Stored data

====================

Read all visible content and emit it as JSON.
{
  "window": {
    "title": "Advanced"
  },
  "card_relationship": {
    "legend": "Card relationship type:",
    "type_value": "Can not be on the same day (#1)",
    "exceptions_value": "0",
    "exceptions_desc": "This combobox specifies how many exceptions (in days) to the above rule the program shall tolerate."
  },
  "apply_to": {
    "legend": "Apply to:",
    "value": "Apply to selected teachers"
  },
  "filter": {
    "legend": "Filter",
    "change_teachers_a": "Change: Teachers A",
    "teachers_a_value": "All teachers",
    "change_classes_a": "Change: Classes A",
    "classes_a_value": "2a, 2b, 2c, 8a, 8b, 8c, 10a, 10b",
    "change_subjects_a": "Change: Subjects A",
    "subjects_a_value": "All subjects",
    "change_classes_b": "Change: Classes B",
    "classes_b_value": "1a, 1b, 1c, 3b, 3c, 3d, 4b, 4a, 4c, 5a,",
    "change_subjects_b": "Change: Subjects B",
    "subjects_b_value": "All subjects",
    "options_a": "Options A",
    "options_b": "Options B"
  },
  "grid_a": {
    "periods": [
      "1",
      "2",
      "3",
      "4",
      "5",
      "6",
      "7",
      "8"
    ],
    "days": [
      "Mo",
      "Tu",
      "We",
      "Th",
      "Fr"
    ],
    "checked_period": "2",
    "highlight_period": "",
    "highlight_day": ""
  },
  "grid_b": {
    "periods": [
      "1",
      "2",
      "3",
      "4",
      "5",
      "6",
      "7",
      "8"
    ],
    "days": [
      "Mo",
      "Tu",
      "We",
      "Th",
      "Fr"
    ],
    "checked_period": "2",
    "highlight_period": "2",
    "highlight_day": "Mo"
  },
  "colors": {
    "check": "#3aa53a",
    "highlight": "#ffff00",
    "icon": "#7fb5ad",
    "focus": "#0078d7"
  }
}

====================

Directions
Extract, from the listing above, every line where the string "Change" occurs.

Worked solution
    "change_teachers_a": "Change: Teachers A",
    "change_classes_a": "Change: Classes A",
    "change_subjects_a": "Change: Subjects A",
    "change_classes_b": "Change: Classes B",
    "change_subjects_b": "Change: Subjects B",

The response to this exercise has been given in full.